The state’s changes to Memorial Drive could – and should – fully separate paths by repurposing the existing roadway, implement additional traffic calming measures and more.

What We're Having

A big omakase night out at Umami

For your special-evening-out dollars, Umami gives you an 18-dish custom meal with a chef’s entertaining explanation of each course and where it came from, sea to seat.

Art

Gallery 24/7 turns ATM, an icon of consumerism, into a free space for exhibit of artists’ inspiration

A former Bank of American ATM in Harvard Square has morphed into Gallery 24/7 – an all-day, all night collaborative that begins its exhibits with works by five local artists.
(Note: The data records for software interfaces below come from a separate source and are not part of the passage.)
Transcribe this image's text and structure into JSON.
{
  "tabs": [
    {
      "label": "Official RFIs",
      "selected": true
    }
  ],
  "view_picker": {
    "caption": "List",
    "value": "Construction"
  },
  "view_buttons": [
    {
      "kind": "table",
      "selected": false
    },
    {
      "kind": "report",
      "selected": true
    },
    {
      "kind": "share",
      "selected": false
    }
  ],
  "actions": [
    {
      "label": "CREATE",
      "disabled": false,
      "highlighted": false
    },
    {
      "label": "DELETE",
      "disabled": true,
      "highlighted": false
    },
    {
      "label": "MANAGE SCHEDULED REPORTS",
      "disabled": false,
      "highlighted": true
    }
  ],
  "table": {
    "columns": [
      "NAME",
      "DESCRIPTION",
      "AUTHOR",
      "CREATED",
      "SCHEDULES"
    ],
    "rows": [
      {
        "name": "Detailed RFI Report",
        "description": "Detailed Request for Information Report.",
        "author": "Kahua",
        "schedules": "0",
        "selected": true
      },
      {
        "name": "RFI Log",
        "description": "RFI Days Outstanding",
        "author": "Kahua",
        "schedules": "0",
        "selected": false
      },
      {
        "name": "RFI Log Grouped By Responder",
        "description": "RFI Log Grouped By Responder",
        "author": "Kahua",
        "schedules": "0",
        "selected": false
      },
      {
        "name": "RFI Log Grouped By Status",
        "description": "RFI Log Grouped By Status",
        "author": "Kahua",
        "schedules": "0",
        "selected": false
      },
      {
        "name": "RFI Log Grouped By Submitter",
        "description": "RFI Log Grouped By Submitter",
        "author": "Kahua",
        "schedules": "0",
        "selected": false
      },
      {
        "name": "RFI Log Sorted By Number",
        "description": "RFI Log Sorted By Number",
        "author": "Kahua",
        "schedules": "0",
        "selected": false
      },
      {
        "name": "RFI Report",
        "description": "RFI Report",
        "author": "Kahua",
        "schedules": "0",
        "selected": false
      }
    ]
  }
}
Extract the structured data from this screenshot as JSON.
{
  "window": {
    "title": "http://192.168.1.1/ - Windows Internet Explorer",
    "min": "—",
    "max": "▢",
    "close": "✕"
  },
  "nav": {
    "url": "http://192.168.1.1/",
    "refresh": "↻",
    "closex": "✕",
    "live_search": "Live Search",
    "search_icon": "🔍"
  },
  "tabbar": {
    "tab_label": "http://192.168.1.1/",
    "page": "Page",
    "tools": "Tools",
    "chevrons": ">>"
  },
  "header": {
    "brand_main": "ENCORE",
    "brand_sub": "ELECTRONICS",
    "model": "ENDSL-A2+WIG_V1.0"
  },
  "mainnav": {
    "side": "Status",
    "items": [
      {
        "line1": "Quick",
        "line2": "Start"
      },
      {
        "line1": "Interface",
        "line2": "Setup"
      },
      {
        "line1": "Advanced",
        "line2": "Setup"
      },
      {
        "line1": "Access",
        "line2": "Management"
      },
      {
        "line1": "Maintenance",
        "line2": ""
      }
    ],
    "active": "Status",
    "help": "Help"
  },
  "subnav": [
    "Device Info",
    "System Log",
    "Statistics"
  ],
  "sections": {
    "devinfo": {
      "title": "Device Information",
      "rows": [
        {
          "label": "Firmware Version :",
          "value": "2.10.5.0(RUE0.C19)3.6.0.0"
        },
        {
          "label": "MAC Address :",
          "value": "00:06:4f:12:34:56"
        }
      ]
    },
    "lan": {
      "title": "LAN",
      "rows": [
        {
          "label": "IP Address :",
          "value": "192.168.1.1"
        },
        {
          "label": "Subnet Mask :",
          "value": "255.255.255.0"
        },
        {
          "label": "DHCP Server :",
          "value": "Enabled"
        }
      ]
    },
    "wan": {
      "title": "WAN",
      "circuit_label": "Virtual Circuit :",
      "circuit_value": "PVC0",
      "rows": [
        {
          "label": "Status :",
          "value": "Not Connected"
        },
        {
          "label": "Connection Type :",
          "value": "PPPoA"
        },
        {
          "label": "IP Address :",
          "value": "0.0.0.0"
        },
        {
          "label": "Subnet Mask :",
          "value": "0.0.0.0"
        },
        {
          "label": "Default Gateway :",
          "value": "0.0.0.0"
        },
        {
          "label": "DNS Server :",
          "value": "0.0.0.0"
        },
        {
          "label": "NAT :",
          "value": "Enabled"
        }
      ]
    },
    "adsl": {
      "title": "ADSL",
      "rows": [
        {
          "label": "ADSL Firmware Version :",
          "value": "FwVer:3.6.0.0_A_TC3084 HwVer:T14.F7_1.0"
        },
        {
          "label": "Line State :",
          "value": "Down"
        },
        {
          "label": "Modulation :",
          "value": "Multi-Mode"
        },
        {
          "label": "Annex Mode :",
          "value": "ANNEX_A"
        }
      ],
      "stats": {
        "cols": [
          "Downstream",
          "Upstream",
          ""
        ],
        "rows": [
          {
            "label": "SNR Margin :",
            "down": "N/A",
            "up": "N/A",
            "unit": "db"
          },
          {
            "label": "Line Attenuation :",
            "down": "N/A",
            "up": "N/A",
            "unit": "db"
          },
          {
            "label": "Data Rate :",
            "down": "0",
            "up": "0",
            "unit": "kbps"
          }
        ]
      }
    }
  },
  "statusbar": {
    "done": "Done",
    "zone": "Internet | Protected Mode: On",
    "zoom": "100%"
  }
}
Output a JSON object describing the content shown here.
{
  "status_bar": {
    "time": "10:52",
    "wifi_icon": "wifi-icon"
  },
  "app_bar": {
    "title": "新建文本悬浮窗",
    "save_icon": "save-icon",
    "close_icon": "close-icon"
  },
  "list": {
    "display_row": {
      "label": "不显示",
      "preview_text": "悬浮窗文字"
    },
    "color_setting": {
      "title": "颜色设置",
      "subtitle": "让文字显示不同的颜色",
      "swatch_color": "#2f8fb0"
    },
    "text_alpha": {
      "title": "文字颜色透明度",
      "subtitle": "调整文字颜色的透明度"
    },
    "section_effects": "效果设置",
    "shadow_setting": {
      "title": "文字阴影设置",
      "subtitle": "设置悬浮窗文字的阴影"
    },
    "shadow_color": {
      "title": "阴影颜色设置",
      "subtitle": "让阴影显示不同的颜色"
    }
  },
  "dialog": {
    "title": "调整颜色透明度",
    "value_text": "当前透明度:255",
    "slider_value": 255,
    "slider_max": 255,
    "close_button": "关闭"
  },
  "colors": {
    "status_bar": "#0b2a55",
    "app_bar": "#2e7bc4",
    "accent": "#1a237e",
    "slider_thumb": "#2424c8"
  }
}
Arts + Culture

A week of events in Cambridge and Somerville, from a nature walk to ‘violin from the future’

In a look ahead at a week of Cambridge and Somerville events, there’s a Fresh Pond nature walk and Nature in the City Festival, “Cinema Strange” and free screenings of new Pixar classics, classes in augmented reality and a “Yart Sale” – a citywide yard sale for art.

Film Ahead

In repertory, odd ‘El Topo’ is back at The Brattle; Reviews of ‘Resurrection’ and ‘Take the Night’

Alejandro Jodorowsky’s “El Topo” and “Holy Mountain” return to enthrall and bewilder audiences, but there’s Judy Garland and Josef von Sternberg-Marlene Dietrich to balance it out, as well as John Frankenheimer’s “The Train,” Hitchcock’s “Strangers on a Train” and the new Brad Pitt action film “Bullet Train” (and more) to keep you on your toes.

Wild Things

Bullfrogs can and will eat almost anything, getting big enough that we then eat them

Bullfrogs will eat just about any animal smaller than they are. Scientists have found in bullfrog stomachs rodents, lizards, snakes, small birds, spiders and even bats – with a tongue that propels out like a slingshot so frogs can use their hands to stuff large prey into their maws.

Film

‘Thirteen Lives’: 2018 cave rescue in Thailand gets straightforward, inspiring dramatization

A respite from the seemingly endless stream of doom and gloom in the newsfeeds, Ron Howard’s “Thirteen Lives” is an inspiring tale of triumph over tragedy.